Segment Start: EXERCISE MATERIALS
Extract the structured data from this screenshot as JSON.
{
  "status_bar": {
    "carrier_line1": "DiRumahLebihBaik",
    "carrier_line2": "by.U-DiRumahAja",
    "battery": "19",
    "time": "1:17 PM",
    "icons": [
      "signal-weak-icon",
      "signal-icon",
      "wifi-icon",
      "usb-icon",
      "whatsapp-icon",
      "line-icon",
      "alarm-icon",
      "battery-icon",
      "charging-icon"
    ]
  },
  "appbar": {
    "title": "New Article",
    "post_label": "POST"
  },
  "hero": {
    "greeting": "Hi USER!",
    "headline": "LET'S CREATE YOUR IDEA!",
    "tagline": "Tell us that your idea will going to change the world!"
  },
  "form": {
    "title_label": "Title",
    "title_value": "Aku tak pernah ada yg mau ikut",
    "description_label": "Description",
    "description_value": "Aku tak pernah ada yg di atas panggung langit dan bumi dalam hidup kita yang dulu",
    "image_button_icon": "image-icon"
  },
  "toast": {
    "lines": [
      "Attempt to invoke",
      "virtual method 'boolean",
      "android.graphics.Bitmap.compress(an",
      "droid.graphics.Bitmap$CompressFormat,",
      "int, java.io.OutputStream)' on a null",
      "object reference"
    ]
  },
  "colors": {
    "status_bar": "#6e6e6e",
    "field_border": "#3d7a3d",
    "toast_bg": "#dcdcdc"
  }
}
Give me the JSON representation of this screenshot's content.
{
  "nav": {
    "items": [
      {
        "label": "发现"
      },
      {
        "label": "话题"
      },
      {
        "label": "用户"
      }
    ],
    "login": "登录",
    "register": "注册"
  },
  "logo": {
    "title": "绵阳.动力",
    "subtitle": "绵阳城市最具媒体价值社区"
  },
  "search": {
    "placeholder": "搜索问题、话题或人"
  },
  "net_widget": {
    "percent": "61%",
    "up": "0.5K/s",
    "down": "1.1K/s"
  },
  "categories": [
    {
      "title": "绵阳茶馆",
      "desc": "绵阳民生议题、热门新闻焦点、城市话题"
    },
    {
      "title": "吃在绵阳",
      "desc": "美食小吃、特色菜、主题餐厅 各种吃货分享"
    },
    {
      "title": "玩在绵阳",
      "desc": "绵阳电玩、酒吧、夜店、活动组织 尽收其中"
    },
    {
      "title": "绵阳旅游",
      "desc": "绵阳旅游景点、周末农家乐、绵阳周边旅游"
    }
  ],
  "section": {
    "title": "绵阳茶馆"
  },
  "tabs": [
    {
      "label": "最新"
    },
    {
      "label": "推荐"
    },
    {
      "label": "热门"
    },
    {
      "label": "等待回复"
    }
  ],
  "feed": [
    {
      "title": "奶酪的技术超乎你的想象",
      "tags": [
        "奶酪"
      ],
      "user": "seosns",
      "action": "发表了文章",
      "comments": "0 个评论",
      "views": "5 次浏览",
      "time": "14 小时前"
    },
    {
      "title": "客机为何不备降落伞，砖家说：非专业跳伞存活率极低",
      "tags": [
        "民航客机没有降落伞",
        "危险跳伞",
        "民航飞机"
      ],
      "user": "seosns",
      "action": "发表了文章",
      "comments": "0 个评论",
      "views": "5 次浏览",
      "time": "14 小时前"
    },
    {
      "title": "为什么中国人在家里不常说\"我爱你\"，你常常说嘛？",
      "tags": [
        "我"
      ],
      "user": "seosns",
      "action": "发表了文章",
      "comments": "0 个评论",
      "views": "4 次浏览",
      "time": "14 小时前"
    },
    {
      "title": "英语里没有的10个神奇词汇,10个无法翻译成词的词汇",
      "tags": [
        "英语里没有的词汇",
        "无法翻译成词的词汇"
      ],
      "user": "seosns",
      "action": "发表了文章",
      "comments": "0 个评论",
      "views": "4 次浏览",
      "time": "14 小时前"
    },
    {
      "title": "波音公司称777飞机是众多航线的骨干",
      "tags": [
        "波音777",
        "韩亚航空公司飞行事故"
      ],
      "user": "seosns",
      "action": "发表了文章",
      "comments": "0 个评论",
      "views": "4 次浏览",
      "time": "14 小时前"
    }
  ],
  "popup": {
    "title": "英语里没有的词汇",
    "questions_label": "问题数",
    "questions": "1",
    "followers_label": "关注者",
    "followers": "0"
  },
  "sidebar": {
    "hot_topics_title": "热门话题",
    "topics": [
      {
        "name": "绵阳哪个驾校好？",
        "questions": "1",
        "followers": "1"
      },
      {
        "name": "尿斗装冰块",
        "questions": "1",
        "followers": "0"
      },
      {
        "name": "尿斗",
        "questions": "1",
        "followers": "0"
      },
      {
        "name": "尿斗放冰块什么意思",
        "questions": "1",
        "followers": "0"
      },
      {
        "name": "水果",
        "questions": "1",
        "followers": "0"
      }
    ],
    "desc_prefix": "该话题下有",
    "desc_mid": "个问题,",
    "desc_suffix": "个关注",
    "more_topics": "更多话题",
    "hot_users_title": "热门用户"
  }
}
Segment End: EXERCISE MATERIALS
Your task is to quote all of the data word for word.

REPLY TO THE TASK —
Extract the structured data from this screenshot as JSON.
{
  "status_bar": {
    "carrier_line1": "DiRumahLebihBaik",
    "carrier_line2": "by.U-DiRumahAja",
    "battery": "19",
    "time": "1:17 PM",
    "icons": [
      "signal-weak-icon",
      "signal-icon",
      "wifi-icon",
      "usb-icon",
      "whatsapp-icon",
      "line-icon",
      "alarm-icon",
      "battery-icon",
      "charging-icon"
    ]
  },
  "appbar": {
    "title": "New Article",
    "post_label": "POST"
  },
  "hero": {
    "greeting": "Hi USER!",
    "headline": "LET'S CREATE YOUR IDEA!",
    "tagline": "Tell us that your idea will going to change the world!"
  },
  "form": {
    "title_label": "Title",
    "title_value": "Aku tak pernah ada yg mau ikut",
    "description_label": "Description",
    "description_value": "Aku tak pernah ada yg di atas panggung langit dan bumi dalam hidup kita yang dulu",
    "image_button_icon": "image-icon"
  },
  "toast": {
    "lines": [
      "Attempt to invoke",
      "virtual method 'boolean",
      "android.graphics.Bitmap.compress(an",
      "droid.graphics.Bitmap$CompressFormat,",
      "int, java.io.OutputStream)' on a null",
      "object reference"
    ]
  },
  "colors": {
    "status_bar": "#6e6e6e",
    "field_border": "#3d7a3d",
    "toast_bg": "#dcdcdc"
  }
}
Give me the JSON representation of this screenshot's content.
{
  "nav": {
    "items": [
      {
        "label": "发现"
      },
      {
        "label": "话题"
      },
      {
        "label": "用户"
      }
    ],
    "login": "登录",
    "register": "注册"
  },
  "logo": {
    "title": "绵阳.动力",
    "subtitle": "绵阳城市最具媒体价值社区"
  },
  "search": {
    "placeholder": "搜索问题、话题或人"
  },
  "net_widget": {
    "percent": "61%",
    "up": "0.5K/s",
    "down": "1.1K/s"
  },
  "categories": [
    {
      "title": "绵阳茶馆",
      "desc": "绵阳民生议题、热门新闻焦点、城市话题"
    },
    {
      "title": "吃在绵阳",
      "desc": "美食小吃、特色菜、主题餐厅 各种吃货分享"
    },
    {
      "title": "玩在绵阳",
      "desc": "绵阳电玩、酒吧、夜店、活动组织 尽收其中"
    },
    {
      "title": "绵阳旅游",
      "desc": "绵阳旅游景点、周末农家乐、绵阳周边旅游"
    }
  ],
  "section": {
    "title": "绵阳茶馆"
  },
  "tabs": [
    {
      "label": "最新"
    },
    {
      "label": "推荐"
    },
    {
      "label": "热门"
    },
    {
      "label": "等待回复"
    }
  ],
  "feed": [
    {
      "title": "奶酪的技术超乎你的想象",
      "tags": [
        "奶酪"
      ],
      "user": "seosns",
      "action": "发表了文章",
      "comments": "0 个评论",
      "views": "5 次浏览",
      "time": "14 小时前"
    },
    {
      "title": "客机为何不备降落伞，砖家说：非专业跳伞存活率极低",
      "tags": [
        "民航客机没有降落伞",
        "危险跳伞",
        "民航飞机"
      ],
      "user": "seosns",
      "action": "发表了文章",
      "comments": "0 个评论",
      "views": "5 次浏览",
      "time": "14 小时前"
    },
    {
      "title": "为什么中国人在家里不常说\"我爱你\"，你常常说嘛？",
      "tags": [
        "我"
      ],
      "user": "seosns",
      "action": "发表了文章",
      "comments": "0 个评论",
      "views": "4 次浏览",
      "time": "14 小时前"
    },
    {
      "title": "英语里没有的10个神奇词汇,10个无法翻译成词的词汇",
      "tags": [
        "英语里没有的词汇",
        "无法翻译成词的词汇"
      ],
      "user": "seosns",
      "action": "发表了文章",
      "comments": "0 个评论",
      "views": "4 次浏览",
      "time": "14 小时前"
    },
    {
      "title": "波音公司称777飞机是众多航线的骨干",
      "tags": [
        "波音777",
        "韩亚航空公司飞行事故"
      ],
      "user": "seosns",
      "action": "发表了文章",
      "comments": "0 个评论",
      "views": "4 次浏览",
      "time": "14 小时前"
    }
  ],
  "popup": {
    "title": "英语里没有的词汇",
    "questions_label": "问题数",
    "questions": "1",
    "followers_label": "关注者",
    "followers": "0"
  },
  "sidebar": {
    "hot_topics_title": "热门话题",
    "topics": [
      {
        "name": "绵阳哪个驾校好？",
        "questions": "1",
        "followers": "1"
      },
      {
        "name": "尿斗装冰块",
        "questions": "1",
        "followers": "0"
      },
      {
        "name": "尿斗",
        "questions": "1",
        "followers": "0"
      },
      {
        "name": "尿斗放冰块什么意思",
        "questions": "1",
        "followers": "0"
      },
      {
        "name": "水果",
        "questions": "1",
        "followers": "0"
      }
    ],
    "desc_prefix": "该话题下有",
    "desc_mid": "个问题,",
    "desc_suffix": "个关注",
    "more_topics": "更多话题",
    "hot_users_title": "热门用户"
  }
}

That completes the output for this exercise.